- Ask them to spend a little more time with you on the weekends—even if it means they need to rearrange their social schedule a bit.
Remember, the point here is not to change the other person or bend them to your will. The point is to gather data about whether they’re emotionally mature enough to be flexible and adapt to difficult but reasonable requests.
Because I can tell you this: If they don’t handle small changes well, big ones are going to be a nightmare.
5. Imagine being married to their parents
It’s romantic to believe that who we are as people is up to us—that with the right attitude and enough perseverance we can become anything we want or need to be.
It’s also absurdly false.
- Genetics matter. Even if few traits or characteristics are determined by our genetics, they are often severely constrained by them.
- Values matter. There’s always the exception to the rule, but most people don’t stray that far from the values they were brought up under.
- Temperament matters. You can read self-improvement books till you’re blue in the face, but if you’re an extreme introvert, going to cocktail parties and social gathering every night of the week is going to exhaust you (and probably make you resentful of the person dragging you around to all of them).
My point is saying this is simple:
You need to be realistic about who people are vs you hope they will become.
And while by no means a perfect predictor, a person’s parents are often a pretty good indicator of what that person might look like a decade or two down the line.
Because like it or not, we all inherit a lot from our parents—from basic genetic and physiological traits to lifestyle habits and preferences all the way up to ethical beliefs and political values.
Be careful of a kind of culturally-sanctioned but naive optimism about a person’s capacity to change fundamental parts of who they are.

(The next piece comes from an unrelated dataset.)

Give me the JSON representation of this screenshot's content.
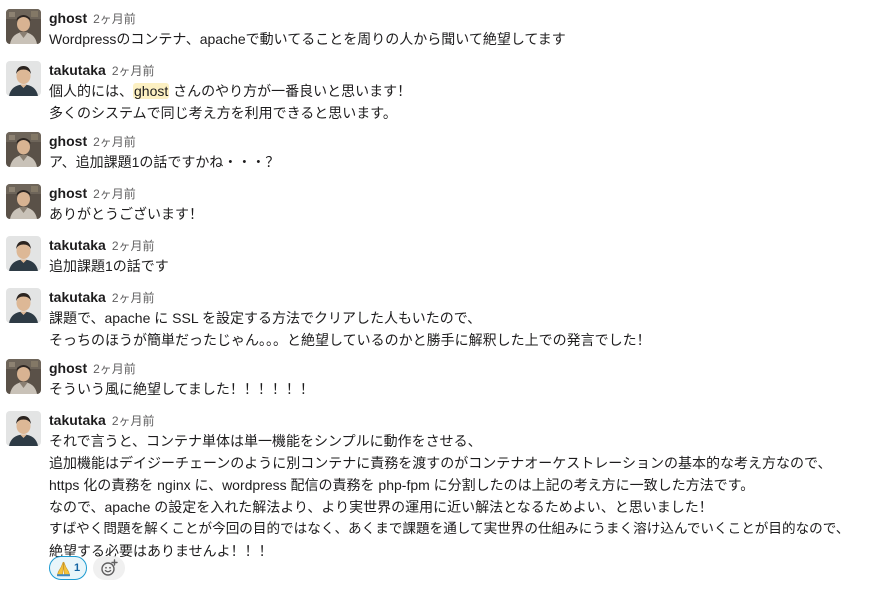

Because while it’s possible to change some of them, the better question is whether it’s likely or not.
So before you get too serious with someone, take a close look at their parents and imagine being married to someone like them. If your reaction scares you, that might be a sign that you need to look at your partner a little more closely and make sure who they are and what they’re capable of really aligns with who you are and what you really want from a partner.
People can change. But on average, they’ll probably change a lot less than you think.
All You Need to Know
If you find yourself habitually dating and getting romantically involved with emotionally immature people, keep these 5 tips in mind:
- Date someone because you want them, not because you need them
- Show your flaws, early and often
- Give healthy criticism and watch how they respond
- Make difficult requests and see if they follow through
- Imagine being married to their parents